Records shown>
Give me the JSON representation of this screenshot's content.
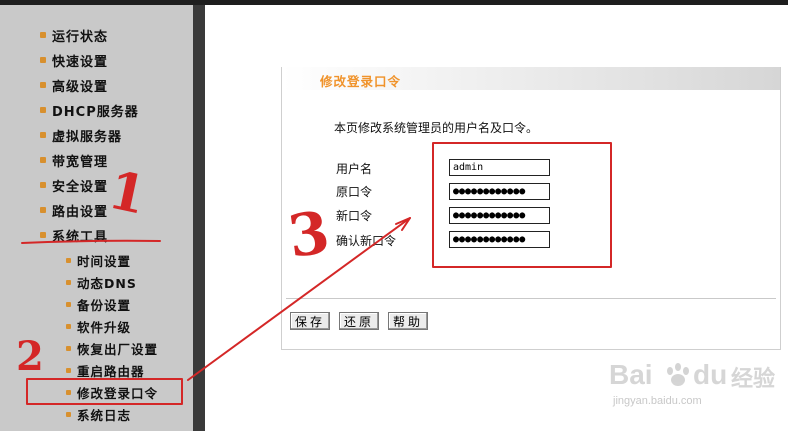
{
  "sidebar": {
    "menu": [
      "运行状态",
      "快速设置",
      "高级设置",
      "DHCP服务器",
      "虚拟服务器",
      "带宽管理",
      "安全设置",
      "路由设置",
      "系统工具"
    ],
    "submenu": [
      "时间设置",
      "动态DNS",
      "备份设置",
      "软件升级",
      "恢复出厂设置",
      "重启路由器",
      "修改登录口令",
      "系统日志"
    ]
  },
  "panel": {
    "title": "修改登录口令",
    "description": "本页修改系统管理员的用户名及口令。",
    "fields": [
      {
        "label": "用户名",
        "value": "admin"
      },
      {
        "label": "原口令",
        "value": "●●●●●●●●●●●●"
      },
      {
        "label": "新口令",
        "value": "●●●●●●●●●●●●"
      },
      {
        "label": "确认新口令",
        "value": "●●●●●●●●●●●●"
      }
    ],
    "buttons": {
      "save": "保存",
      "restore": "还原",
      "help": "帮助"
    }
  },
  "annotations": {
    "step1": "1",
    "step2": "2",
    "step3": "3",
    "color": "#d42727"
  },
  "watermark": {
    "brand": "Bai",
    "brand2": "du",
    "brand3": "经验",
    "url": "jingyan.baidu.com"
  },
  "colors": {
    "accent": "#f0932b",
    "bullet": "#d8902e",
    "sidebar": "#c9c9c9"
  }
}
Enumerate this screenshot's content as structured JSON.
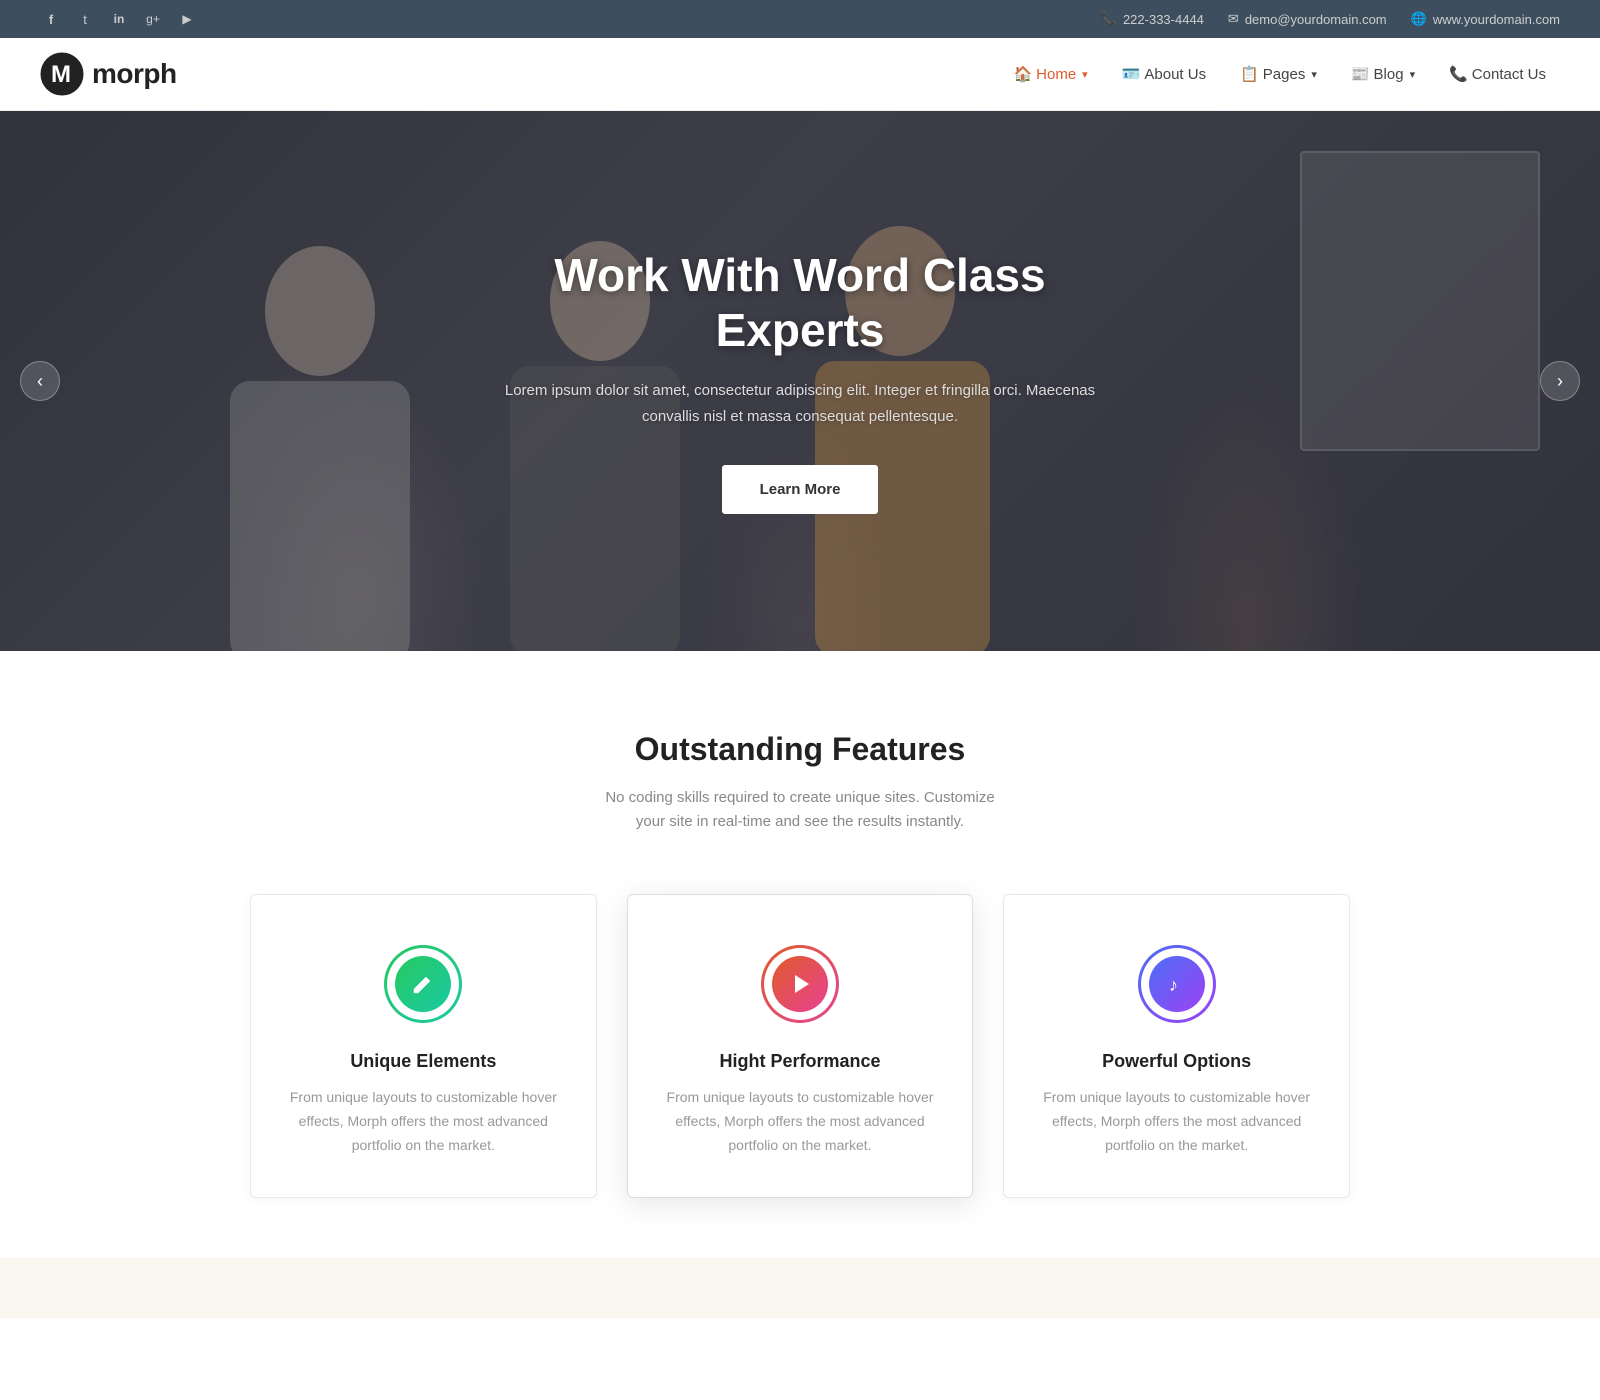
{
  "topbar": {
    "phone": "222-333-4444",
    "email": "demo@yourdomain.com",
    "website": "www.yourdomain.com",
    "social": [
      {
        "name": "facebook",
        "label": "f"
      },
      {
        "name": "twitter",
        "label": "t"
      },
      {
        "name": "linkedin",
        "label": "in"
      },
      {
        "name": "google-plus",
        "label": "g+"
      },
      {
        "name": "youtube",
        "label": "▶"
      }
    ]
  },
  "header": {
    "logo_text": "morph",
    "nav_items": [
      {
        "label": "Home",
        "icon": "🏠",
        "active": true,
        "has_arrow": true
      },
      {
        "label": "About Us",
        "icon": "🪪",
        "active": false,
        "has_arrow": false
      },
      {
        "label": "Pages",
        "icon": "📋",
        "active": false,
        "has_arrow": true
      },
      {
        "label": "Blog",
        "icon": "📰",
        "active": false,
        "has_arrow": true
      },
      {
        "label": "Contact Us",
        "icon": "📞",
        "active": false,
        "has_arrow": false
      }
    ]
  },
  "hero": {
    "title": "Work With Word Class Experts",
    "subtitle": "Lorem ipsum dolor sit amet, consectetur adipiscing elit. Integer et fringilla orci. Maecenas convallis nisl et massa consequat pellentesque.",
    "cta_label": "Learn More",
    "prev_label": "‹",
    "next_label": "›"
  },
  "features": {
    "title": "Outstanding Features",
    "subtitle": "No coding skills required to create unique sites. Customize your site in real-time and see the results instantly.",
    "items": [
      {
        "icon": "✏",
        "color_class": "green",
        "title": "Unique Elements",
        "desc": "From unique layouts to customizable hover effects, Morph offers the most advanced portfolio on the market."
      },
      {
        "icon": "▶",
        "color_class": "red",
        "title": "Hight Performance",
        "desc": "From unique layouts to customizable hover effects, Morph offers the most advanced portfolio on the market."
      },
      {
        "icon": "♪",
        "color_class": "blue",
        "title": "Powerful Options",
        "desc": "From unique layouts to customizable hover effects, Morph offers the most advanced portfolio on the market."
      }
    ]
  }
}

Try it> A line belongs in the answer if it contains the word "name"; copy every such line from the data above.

Answer space>
        "name": "facebook",
        "name": "twitter",
        "name": "linkedin",
        "name": "google-plus",
        "name": "youtube",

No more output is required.